| YOUR OBJECTIVE |
Your response should contain every line from the data below that holds the string "JSON".

| DATA EXTRACTS |
==================================================

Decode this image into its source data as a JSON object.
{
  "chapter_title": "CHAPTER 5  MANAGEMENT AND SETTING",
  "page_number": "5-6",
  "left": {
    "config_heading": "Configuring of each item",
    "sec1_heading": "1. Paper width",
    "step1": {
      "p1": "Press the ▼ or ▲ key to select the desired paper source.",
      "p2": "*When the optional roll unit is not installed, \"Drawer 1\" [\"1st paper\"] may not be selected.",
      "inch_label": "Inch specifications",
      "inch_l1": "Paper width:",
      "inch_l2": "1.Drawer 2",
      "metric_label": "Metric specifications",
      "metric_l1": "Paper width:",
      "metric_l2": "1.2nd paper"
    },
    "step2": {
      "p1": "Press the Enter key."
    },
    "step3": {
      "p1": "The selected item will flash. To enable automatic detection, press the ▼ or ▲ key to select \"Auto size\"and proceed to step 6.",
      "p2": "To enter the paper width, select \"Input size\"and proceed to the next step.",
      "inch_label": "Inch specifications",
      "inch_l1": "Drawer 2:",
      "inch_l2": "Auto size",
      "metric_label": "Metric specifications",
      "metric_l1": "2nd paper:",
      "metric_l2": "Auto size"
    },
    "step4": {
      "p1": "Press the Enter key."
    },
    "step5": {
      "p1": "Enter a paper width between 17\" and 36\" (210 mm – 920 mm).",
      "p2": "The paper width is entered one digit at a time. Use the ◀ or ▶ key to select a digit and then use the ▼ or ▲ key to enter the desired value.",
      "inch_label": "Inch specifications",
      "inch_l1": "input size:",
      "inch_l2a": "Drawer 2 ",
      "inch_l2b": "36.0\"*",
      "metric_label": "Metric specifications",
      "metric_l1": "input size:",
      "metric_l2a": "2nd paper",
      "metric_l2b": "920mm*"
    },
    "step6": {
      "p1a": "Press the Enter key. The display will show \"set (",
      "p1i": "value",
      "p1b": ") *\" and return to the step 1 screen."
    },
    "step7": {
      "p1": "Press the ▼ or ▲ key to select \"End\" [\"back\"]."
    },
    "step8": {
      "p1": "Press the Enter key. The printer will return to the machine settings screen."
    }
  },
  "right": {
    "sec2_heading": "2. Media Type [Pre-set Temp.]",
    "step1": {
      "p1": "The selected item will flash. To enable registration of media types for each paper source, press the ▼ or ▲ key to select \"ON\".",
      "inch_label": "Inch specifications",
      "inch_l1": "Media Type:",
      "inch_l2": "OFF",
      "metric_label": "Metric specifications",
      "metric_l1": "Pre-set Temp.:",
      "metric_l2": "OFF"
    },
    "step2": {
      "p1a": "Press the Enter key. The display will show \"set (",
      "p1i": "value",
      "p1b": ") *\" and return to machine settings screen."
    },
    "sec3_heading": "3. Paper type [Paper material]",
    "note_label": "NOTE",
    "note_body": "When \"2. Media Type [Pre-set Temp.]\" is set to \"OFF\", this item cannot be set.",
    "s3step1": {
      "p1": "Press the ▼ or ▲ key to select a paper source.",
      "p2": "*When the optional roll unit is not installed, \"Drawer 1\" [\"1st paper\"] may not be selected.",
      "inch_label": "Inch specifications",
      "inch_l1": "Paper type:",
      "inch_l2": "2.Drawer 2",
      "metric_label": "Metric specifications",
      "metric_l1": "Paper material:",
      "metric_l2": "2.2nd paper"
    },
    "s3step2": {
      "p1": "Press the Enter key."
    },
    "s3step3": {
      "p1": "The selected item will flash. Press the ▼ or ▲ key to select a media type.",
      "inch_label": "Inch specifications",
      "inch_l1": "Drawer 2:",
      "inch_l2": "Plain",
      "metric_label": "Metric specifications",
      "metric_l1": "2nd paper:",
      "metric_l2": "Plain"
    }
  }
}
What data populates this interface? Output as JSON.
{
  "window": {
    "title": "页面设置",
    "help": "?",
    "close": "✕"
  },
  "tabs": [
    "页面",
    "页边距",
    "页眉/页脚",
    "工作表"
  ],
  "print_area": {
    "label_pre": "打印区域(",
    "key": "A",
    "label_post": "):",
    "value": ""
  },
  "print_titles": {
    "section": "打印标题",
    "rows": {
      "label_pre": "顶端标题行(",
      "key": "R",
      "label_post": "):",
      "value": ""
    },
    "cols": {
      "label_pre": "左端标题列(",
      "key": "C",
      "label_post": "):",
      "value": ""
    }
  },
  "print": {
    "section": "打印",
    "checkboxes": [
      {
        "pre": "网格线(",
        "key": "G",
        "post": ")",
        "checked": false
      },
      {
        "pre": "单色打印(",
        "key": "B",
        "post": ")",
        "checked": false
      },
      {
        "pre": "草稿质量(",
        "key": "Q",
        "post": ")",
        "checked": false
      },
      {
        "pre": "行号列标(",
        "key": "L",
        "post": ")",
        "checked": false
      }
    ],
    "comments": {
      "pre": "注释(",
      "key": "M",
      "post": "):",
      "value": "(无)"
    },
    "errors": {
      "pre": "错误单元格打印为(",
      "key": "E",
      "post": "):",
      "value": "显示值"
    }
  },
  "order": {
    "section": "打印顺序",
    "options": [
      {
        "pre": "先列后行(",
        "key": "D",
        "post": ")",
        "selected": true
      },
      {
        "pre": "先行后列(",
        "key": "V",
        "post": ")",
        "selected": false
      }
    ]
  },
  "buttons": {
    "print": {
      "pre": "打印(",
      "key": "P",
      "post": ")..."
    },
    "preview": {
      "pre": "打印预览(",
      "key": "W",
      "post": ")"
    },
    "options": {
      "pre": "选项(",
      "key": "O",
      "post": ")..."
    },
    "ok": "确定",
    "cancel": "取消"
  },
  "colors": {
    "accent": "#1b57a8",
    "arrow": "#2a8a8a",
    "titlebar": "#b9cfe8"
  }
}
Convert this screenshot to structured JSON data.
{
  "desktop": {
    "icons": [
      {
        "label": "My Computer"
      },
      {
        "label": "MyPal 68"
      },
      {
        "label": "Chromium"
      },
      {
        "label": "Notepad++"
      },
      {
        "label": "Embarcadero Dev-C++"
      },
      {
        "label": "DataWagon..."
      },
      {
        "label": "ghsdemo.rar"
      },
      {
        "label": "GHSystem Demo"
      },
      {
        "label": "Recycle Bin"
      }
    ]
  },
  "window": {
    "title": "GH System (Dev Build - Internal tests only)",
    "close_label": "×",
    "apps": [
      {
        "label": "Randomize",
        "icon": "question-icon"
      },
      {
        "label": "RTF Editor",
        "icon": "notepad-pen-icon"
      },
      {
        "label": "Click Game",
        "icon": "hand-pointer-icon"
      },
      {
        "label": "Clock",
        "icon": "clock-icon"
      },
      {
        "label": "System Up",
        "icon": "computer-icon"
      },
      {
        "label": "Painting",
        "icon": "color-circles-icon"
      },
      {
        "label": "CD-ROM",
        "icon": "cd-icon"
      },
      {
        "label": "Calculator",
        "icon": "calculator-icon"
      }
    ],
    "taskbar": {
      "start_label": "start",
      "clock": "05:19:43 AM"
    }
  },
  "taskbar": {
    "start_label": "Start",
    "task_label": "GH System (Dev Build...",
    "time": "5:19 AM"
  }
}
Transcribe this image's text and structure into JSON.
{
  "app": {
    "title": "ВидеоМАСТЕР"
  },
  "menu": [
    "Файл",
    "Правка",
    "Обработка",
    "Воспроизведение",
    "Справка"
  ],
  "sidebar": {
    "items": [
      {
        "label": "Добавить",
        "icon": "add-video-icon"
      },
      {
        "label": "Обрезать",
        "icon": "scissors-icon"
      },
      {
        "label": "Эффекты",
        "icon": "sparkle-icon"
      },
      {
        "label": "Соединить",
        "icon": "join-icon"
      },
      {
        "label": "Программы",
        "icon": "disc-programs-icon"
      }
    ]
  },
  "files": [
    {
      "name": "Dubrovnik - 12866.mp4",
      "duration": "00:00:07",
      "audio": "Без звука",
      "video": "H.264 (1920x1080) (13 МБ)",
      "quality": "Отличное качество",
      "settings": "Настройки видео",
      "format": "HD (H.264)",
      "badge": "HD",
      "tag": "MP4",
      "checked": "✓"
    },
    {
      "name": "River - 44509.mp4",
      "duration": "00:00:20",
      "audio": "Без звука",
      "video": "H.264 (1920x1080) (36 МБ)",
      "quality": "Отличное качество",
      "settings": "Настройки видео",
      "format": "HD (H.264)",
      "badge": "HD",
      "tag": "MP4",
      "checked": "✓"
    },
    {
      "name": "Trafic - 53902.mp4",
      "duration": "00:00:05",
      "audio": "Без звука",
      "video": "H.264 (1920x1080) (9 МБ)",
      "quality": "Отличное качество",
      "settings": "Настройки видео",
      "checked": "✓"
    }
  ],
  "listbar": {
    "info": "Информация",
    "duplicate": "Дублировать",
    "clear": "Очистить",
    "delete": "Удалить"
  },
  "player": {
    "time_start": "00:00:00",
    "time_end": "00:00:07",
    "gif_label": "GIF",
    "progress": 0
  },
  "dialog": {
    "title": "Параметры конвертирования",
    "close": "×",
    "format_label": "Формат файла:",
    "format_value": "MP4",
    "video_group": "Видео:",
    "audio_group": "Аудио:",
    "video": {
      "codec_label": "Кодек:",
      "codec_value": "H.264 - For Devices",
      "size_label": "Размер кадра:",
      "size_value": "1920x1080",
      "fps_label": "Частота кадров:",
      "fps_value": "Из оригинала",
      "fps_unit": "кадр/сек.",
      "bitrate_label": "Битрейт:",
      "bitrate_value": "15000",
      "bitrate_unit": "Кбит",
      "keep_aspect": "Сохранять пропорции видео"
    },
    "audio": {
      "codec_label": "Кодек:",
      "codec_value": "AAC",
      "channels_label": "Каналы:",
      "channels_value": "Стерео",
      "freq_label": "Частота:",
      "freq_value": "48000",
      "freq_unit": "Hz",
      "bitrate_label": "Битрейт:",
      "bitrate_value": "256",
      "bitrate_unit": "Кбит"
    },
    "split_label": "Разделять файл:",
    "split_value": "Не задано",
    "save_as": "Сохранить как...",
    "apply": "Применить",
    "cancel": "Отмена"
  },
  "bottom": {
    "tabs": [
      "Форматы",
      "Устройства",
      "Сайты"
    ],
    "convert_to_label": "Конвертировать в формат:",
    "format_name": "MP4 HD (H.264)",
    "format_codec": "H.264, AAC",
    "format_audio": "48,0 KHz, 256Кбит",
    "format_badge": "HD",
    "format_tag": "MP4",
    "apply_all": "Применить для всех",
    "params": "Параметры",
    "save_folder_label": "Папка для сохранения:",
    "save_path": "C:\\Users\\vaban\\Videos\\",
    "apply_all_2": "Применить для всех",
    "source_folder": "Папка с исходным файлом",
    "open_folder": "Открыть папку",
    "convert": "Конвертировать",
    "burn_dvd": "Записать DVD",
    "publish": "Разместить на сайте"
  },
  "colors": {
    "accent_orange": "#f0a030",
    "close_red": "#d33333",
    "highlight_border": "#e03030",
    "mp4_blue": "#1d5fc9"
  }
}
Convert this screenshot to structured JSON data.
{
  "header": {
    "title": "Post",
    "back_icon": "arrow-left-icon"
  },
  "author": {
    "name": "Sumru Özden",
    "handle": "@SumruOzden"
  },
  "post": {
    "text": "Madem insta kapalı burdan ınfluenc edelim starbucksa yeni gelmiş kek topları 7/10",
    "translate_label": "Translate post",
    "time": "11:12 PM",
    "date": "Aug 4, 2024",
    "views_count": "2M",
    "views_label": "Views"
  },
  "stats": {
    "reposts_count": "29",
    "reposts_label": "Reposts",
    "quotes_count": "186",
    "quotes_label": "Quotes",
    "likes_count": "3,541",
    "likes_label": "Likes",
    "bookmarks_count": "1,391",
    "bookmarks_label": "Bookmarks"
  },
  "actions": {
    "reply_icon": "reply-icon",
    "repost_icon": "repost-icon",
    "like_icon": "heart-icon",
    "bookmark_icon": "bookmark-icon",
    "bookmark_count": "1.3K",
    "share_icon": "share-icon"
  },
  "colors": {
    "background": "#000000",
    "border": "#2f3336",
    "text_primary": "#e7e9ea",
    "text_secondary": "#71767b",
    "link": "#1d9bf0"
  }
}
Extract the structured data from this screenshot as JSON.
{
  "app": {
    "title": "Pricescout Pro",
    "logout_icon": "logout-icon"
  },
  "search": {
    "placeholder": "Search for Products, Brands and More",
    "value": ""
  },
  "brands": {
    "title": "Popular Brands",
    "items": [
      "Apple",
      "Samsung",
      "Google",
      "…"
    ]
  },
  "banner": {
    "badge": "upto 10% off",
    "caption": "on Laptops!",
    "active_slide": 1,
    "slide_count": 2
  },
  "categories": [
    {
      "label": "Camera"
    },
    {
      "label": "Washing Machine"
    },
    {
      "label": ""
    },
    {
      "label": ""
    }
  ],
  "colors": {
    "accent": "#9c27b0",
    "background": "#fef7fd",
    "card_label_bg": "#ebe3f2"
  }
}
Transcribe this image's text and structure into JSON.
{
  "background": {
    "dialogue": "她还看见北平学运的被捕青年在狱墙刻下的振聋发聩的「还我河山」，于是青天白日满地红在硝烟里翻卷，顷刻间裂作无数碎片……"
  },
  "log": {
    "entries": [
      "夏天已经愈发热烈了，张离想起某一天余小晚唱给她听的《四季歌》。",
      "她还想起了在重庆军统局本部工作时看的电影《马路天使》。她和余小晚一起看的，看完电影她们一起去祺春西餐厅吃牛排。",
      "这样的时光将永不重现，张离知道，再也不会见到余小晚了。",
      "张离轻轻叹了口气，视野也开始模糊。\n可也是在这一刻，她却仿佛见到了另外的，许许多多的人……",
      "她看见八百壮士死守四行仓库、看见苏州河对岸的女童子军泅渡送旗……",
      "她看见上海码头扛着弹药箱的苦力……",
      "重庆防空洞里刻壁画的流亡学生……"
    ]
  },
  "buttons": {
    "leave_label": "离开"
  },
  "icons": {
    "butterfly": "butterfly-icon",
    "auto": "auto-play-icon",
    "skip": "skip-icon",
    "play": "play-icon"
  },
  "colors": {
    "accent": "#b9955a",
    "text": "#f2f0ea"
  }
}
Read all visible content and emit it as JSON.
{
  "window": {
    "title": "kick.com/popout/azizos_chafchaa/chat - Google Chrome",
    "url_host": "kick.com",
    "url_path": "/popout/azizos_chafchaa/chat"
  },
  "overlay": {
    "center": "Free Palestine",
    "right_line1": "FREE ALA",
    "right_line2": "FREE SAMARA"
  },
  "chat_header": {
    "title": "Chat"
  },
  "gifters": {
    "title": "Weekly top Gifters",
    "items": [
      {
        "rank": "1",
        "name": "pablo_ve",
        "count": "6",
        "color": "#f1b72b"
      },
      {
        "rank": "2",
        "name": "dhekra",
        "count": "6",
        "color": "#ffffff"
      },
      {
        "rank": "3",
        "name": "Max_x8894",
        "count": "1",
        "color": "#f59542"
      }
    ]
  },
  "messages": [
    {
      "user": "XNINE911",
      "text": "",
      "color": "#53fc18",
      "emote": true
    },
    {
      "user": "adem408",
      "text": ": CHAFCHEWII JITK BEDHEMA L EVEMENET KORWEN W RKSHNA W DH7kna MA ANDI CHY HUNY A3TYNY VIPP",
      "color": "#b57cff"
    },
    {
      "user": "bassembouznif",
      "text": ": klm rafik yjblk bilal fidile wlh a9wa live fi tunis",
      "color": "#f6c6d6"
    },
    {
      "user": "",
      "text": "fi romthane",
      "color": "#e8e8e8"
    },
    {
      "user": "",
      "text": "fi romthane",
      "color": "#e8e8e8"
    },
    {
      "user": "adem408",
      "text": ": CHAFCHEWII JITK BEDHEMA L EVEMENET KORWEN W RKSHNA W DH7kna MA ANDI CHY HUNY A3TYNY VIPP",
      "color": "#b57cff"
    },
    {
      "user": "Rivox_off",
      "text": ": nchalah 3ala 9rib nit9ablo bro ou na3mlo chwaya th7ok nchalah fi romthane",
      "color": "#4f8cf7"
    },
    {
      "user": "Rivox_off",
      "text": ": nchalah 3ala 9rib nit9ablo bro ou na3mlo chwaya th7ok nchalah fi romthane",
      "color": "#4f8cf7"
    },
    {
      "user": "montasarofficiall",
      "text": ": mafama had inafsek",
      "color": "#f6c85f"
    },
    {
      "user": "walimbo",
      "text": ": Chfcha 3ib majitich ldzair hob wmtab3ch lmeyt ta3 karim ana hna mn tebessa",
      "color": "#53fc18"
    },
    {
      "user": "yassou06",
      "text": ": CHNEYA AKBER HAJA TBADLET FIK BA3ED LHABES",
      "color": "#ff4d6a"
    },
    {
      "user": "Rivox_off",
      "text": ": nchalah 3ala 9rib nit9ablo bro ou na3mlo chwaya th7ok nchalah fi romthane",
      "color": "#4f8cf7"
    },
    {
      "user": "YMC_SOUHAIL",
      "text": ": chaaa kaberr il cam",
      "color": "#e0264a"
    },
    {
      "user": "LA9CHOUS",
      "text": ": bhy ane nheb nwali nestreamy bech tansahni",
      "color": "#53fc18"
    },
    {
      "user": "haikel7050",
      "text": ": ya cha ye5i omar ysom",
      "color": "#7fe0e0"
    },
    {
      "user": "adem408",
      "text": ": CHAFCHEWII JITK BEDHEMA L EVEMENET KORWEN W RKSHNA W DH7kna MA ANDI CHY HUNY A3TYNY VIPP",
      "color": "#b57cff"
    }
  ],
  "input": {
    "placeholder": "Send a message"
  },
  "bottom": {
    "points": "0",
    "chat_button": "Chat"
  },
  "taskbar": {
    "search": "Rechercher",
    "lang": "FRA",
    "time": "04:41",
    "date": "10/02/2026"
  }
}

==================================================

| RESPONSE BOX |
Decode this image into its source data as a JSON object.
What data populates this interface? Output as JSON.
Convert this screenshot to structured JSON data.
Transcribe this image's text and structure into JSON.
Convert this screenshot to structured JSON data.
Extract the structured data from this screenshot as JSON.
Transcribe this image's text and structure into JSON.
Read all visible content and emit it as JSON.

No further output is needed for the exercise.